- RECORD SET
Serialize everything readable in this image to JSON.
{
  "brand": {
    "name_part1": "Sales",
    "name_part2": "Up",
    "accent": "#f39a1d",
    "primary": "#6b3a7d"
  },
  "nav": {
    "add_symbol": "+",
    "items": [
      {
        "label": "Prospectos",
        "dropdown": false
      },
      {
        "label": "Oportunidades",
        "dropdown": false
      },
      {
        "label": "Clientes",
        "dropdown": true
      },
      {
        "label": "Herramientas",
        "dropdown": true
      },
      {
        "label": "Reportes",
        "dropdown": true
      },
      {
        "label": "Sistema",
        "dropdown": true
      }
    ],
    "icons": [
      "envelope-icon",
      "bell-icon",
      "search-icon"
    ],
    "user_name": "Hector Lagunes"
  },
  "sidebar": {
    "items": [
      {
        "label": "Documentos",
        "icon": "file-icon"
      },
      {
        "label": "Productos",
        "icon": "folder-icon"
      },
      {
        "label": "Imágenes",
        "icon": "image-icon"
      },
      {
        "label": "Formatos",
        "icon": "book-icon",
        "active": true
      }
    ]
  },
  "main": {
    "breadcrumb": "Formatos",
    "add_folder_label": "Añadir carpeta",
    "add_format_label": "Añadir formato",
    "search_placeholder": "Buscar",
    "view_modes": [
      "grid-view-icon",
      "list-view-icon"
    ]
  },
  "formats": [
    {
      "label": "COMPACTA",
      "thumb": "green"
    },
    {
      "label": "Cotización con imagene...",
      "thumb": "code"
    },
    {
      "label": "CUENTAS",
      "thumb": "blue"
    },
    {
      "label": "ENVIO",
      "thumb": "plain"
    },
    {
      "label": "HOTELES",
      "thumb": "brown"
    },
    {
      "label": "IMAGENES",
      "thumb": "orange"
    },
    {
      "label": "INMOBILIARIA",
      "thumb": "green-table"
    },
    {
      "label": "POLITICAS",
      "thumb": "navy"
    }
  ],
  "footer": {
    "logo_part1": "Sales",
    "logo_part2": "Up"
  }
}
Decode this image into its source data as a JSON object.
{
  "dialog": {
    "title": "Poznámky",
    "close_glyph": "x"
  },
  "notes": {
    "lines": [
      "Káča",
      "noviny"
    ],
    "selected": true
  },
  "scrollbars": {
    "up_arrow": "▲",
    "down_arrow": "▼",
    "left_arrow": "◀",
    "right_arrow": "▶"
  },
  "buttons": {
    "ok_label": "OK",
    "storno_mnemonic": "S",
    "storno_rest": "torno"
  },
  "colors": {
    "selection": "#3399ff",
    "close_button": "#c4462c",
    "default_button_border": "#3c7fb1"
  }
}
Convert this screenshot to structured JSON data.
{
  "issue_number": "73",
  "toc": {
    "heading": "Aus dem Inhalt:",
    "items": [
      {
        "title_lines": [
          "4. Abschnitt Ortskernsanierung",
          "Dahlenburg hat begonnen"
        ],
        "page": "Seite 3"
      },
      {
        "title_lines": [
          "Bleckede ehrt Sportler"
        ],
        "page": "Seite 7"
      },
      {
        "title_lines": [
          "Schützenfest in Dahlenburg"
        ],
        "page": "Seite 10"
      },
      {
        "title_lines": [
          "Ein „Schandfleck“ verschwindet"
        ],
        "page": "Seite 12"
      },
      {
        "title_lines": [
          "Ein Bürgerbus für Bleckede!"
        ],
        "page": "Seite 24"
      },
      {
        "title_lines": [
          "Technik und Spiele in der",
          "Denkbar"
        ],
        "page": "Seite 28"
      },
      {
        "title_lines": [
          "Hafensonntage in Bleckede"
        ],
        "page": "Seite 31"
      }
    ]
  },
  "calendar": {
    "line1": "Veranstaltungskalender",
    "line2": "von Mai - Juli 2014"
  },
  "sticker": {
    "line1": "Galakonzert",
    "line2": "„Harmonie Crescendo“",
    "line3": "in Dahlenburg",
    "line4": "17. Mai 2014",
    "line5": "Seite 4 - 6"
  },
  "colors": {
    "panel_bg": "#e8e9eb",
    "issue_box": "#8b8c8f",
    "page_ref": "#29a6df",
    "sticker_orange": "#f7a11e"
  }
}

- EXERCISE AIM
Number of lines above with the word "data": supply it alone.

- EXERCISE RESPONSE
2